A U.S. judge in Philadelphia has ruled that limousine drivers for Uber should be considered independent contractors and not company employees under federal law.
According to news from Reuters, the case, Razak v. Uber Technologies, was filed in February 2016. The plaintiffs, representing all drivers in Philadelphia for limo service UberBLACK, claimed the company should have paid them minimum wage and overtime due to the Fair Labor Standards Act, which only applies to employees.
But the federal ruling, which is the first of its kind on this ridesharing issue, states that Uber does not have enough control over its limo drivers to consider them employees.
In addition, U.S. District Judge Michael Baylson noted that drivers make their own schedules and can even nap, run personal errands or smoke cigarettes in between rides.
Uber has faced dozens of these types of lawsuits in recent years, with drivers wanting to be considered employees entitled to minimum wage, overtime and other legal protections. Last year, a state appeals court in Florida said Uber drivers were not employees under its state’s law, but California and New York have ruled drivers are employees are under those states’ laws.
And while many of these cases have been sent to arbitration, the plaintiffs in the Philadelphia case chose not to sign arbitration agreements with Uber.
Baylson noted that he was the first judge to rule on the issue under federal law. The ruling comes after a federal judge in San Francisco said that food delivery workers for Grubhub were not the company’s employees.
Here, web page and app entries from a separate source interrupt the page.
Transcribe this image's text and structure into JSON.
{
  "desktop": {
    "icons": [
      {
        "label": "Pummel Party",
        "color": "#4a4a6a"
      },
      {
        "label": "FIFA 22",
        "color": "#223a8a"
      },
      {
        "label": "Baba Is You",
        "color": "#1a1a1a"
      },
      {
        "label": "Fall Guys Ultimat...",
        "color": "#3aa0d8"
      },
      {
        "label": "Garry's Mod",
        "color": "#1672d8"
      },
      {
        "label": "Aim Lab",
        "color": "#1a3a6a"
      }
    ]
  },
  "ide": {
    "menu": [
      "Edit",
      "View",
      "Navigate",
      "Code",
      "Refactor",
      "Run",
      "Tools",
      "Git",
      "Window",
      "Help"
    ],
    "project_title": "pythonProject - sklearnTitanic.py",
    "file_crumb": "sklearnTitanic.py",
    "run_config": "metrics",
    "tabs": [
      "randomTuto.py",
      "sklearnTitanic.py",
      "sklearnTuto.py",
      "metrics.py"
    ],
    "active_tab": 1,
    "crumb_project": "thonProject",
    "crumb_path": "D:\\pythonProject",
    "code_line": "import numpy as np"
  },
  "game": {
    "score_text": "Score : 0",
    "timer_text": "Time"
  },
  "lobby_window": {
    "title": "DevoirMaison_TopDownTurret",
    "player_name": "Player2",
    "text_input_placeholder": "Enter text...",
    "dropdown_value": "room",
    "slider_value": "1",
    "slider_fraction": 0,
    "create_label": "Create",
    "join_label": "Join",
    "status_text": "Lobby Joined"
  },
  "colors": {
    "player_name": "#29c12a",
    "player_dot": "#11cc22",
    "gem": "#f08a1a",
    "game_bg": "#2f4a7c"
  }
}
An Uber spokesperson said the company is pleased with the decision, but Jeremy Abay, a lawyer for the plaintiffs, said he would appeal the ruling to the Philadelphia-based 3rd U.S. Circuit Court of Appeals, which would be the first time a federal appeals court will consider whether Uber drivers should be classified as independent contractors.